And music NFTs can also create value for non-blockchain based games. The difference is that the creators buy NFTs on the blockchain and find a way to pay the artists.
“I work hard to remember that the end user wants ease of access (i.e., downloading and creating an account), games that are quick to start and learn but hard to master, the ability to make quick purchases if you want to spend money in-game, and a game that’s highly engaging and keeps you coming back for more. If you can’t implement these basic game design elements with blockchain, you’re creating a recipe for self-defeat,” added Wilton.
Christ A. Mekridis He is an entrepreneur, economist and professor. He serves as COO/CTO for Living Opera, a Web3 multimedia startup, and holds academic appointments at Columbia Business School and Stanford University. Christos holds a PhD in Economics and Management Science from Stanford University.
This article is not intended for general information purposes and should not be construed as legal or investment advice. The views, ideas and opinions expressed herein are solely those of the author and do not necessarily represent the views and opinions of Cointelegraph.

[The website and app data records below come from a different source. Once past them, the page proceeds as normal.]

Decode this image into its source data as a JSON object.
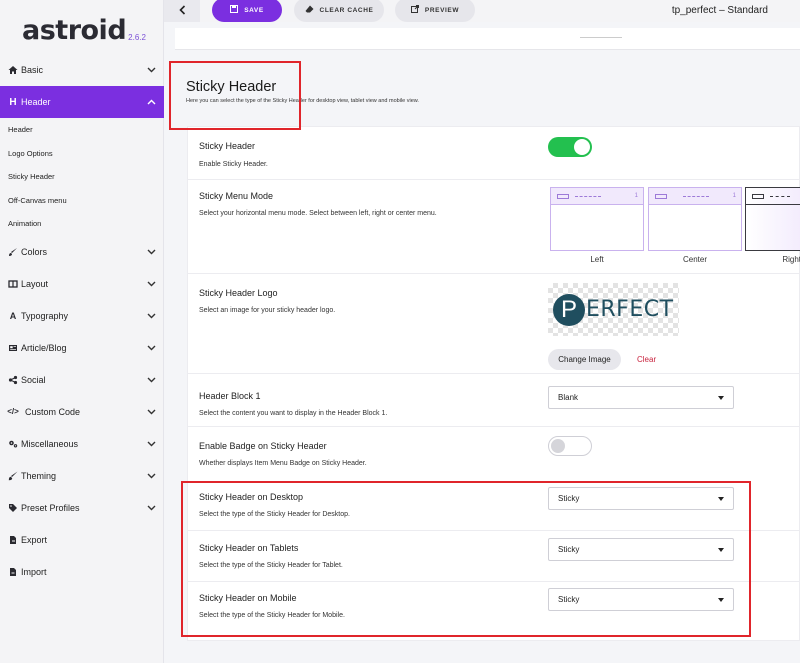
{
  "app": {
    "logo": "astroid",
    "version": "2.6.2"
  },
  "toolbar": {
    "save_label": "SAVE",
    "cache_label": "CLEAR CACHE",
    "preview_label": "PREVIEW",
    "template_name": "tp_perfect – Standard"
  },
  "sidebar": {
    "items": [
      {
        "label": "Basic",
        "icon": "home-icon"
      },
      {
        "label": "Header",
        "icon": "heading-icon"
      },
      {
        "label": "Colors",
        "icon": "brush-icon"
      },
      {
        "label": "Layout",
        "icon": "layout-icon"
      },
      {
        "label": "Typography",
        "icon": "font-icon"
      },
      {
        "label": "Article/Blog",
        "icon": "newspaper-icon"
      },
      {
        "label": "Social",
        "icon": "share-icon"
      },
      {
        "label": "Custom Code",
        "icon": "code-icon"
      },
      {
        "label": "Miscellaneous",
        "icon": "cogs-icon"
      },
      {
        "label": "Theming",
        "icon": "paint-brush-icon"
      },
      {
        "label": "Preset Profiles",
        "icon": "tag-icon"
      },
      {
        "label": "Export",
        "icon": "export-icon"
      },
      {
        "label": "Import",
        "icon": "import-icon"
      }
    ],
    "active": "Header",
    "sub_items": [
      "Header",
      "Logo Options",
      "Sticky Header",
      "Off-Canvas menu",
      "Animation"
    ]
  },
  "section": {
    "title": "Sticky Header",
    "description": "Here you can select the type of the Sticky Header for desktop view, tablet view and mobile view."
  },
  "fields": {
    "sticky_header": {
      "title": "Sticky Header",
      "desc": "Enable Sticky Header.",
      "enabled": true
    },
    "menu_mode": {
      "title": "Sticky Menu Mode",
      "desc": "Select your horizontal menu mode. Select between left, right or center menu.",
      "options": [
        "Left",
        "Center",
        "Right"
      ],
      "selected": "Right"
    },
    "logo": {
      "title": "Sticky Header Logo",
      "desc": "Select an image for your sticky header logo.",
      "logo_letter": "P",
      "logo_word": "ERFECT",
      "change_label": "Change Image",
      "clear_label": "Clear"
    },
    "block1": {
      "title": "Header Block 1",
      "desc": "Select the content you want to display in the Header Block 1.",
      "value": "Blank"
    },
    "badge": {
      "title": "Enable Badge on Sticky Header",
      "desc": "Whether displays Item Menu Badge on Sticky Header.",
      "enabled": false
    },
    "desktop": {
      "title": "Sticky Header on Desktop",
      "desc": "Select the type of the Sticky Header for Desktop.",
      "value": "Sticky"
    },
    "tablet": {
      "title": "Sticky Header on Tablets",
      "desc": "Select the type of the Sticky Header for Tablet.",
      "value": "Sticky"
    },
    "mobile": {
      "title": "Sticky Header on Mobile",
      "desc": "Select the type of the Sticky Header for Mobile.",
      "value": "Sticky"
    }
  },
  "colors": {
    "accent": "#7b2fe0",
    "toggle_on": "#23c04f",
    "highlight": "#e0252b",
    "clear_link": "#c9243f"
  }
}
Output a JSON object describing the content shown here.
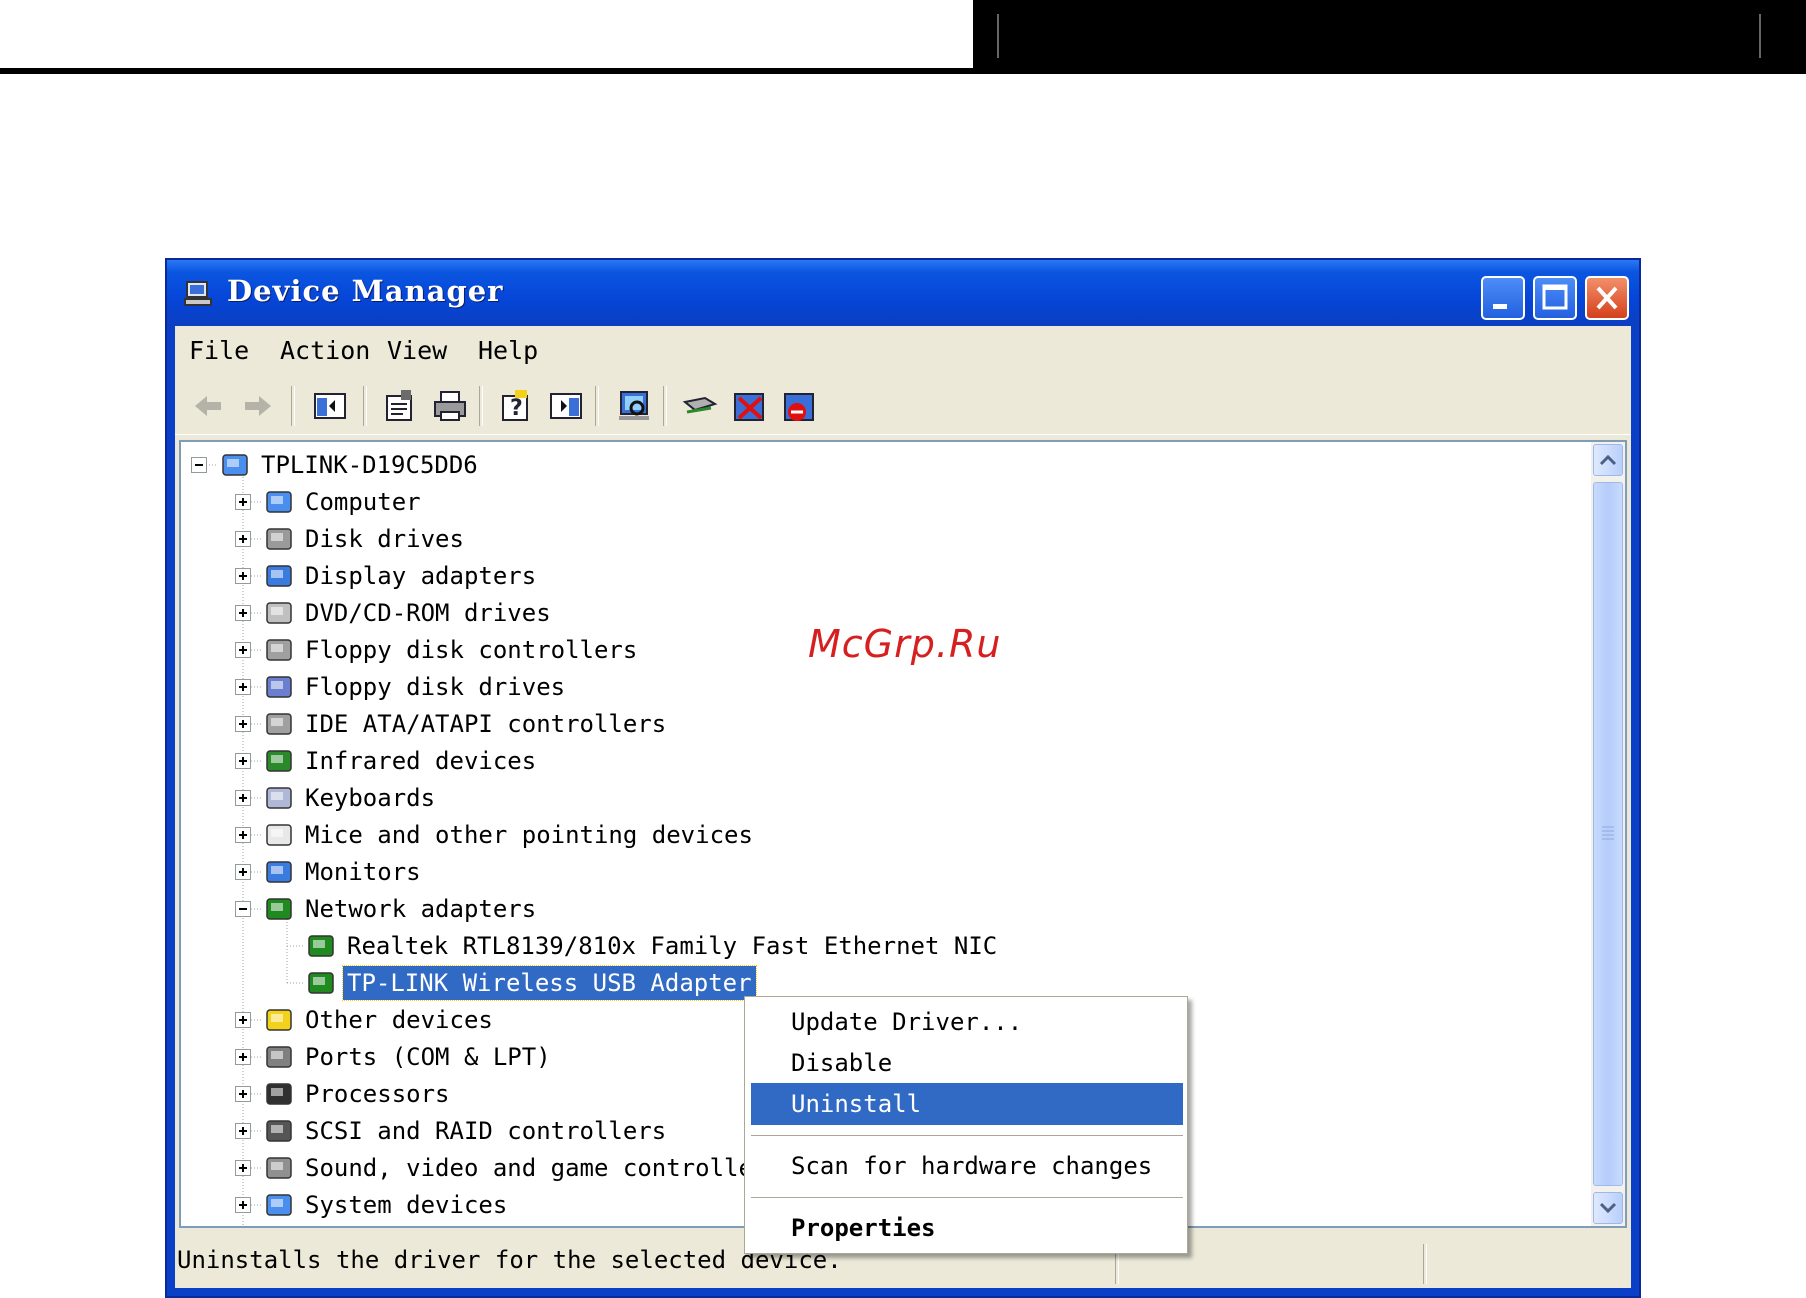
{
  "window": {
    "title": "Device Manager"
  },
  "menu": [
    "File",
    "Action",
    "View",
    "Help"
  ],
  "tree": {
    "root": "TPLINK-D19C5DD6",
    "items": [
      {
        "label": "Computer",
        "icon": "computer-icon"
      },
      {
        "label": "Disk drives",
        "icon": "disk-drive-icon"
      },
      {
        "label": "Display adapters",
        "icon": "display-adapter-icon"
      },
      {
        "label": "DVD/CD-ROM drives",
        "icon": "cdrom-icon"
      },
      {
        "label": "Floppy disk controllers",
        "icon": "controller-icon"
      },
      {
        "label": "Floppy disk drives",
        "icon": "floppy-icon"
      },
      {
        "label": "IDE ATA/ATAPI controllers",
        "icon": "controller-icon"
      },
      {
        "label": "Infrared devices",
        "icon": "infrared-icon"
      },
      {
        "label": "Keyboards",
        "icon": "keyboard-icon"
      },
      {
        "label": "Mice and other pointing devices",
        "icon": "mouse-icon"
      },
      {
        "label": "Monitors",
        "icon": "monitor-icon"
      },
      {
        "label": "Network adapters",
        "icon": "network-adapter-icon",
        "expanded": true
      },
      {
        "label": "Realtek RTL8139/810x Family Fast Ethernet NIC",
        "icon": "network-card-icon",
        "child": true
      },
      {
        "label": "TP-LINK Wireless USB Adapter",
        "icon": "network-card-icon",
        "child": true,
        "selected": true
      },
      {
        "label": "Other devices",
        "icon": "unknown-device-icon"
      },
      {
        "label": "Ports (COM & LPT)",
        "icon": "port-icon"
      },
      {
        "label": "Processors",
        "icon": "processor-icon"
      },
      {
        "label": "SCSI and RAID controllers",
        "icon": "scsi-icon"
      },
      {
        "label": "Sound, video and game controllers",
        "icon": "sound-icon"
      },
      {
        "label": "System devices",
        "icon": "system-device-icon"
      }
    ]
  },
  "context_menu": {
    "items": [
      "Update Driver...",
      "Disable",
      "Uninstall",
      "Scan for hardware changes",
      "Properties"
    ],
    "highlighted": "Uninstall"
  },
  "status": {
    "text": "Uninstalls the driver for the selected device."
  },
  "watermark": "McGrp.Ru",
  "colors": {
    "titlebar": "#0645d8",
    "selection": "#316ac5",
    "face": "#ece9d8",
    "watermark": "#d62020"
  }
}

The author has not been paid for any of the projects mentioned in this article.